PROBLEM REQUIREMENTS | Copy each line from the entries that the word "selection" appears in.

MATERIAL TO PROCESS |
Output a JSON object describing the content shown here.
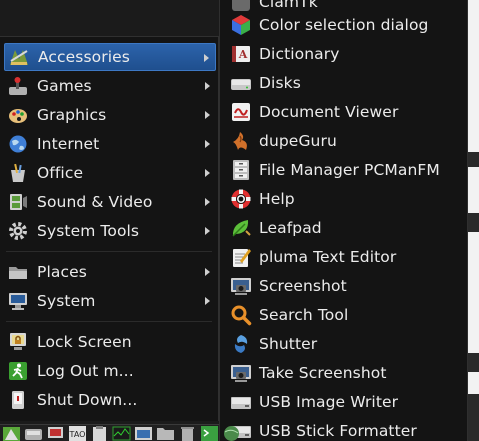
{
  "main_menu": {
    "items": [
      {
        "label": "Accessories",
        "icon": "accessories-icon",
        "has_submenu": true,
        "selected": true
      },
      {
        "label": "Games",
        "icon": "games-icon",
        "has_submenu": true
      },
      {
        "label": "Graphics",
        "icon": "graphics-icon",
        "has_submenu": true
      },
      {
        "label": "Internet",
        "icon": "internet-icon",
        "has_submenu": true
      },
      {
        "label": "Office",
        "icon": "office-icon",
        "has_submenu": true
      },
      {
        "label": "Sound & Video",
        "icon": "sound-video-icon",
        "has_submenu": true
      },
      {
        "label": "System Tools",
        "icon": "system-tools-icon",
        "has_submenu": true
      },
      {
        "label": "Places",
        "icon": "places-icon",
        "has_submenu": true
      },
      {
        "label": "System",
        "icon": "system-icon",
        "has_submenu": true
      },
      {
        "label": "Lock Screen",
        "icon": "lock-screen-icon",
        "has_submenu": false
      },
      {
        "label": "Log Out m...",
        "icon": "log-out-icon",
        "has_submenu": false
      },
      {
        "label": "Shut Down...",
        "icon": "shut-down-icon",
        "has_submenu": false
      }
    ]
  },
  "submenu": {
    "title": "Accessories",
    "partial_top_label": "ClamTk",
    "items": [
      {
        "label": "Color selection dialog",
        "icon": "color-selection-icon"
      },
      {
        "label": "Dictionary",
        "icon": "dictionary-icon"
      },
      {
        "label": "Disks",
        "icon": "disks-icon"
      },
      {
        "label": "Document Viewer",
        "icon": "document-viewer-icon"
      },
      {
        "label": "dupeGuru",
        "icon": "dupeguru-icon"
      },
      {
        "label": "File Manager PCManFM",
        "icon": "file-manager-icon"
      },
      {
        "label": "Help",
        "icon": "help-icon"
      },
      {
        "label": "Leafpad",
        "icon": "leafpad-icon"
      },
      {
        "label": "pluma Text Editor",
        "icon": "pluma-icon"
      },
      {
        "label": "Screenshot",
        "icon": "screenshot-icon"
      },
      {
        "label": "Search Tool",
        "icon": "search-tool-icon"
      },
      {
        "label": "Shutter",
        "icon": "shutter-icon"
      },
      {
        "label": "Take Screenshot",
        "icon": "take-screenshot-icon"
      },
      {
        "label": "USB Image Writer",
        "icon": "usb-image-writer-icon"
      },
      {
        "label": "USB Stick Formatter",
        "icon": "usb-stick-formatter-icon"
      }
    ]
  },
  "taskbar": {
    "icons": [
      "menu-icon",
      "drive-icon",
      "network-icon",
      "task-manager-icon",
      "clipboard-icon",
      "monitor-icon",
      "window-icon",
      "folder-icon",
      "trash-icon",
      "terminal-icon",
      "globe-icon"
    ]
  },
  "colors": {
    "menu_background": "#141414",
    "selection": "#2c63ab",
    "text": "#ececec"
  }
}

TASK RESULT |
        "label": "Color selection dialog",
        "icon": "color-selection-icon"
    "selection": "#2c63ab",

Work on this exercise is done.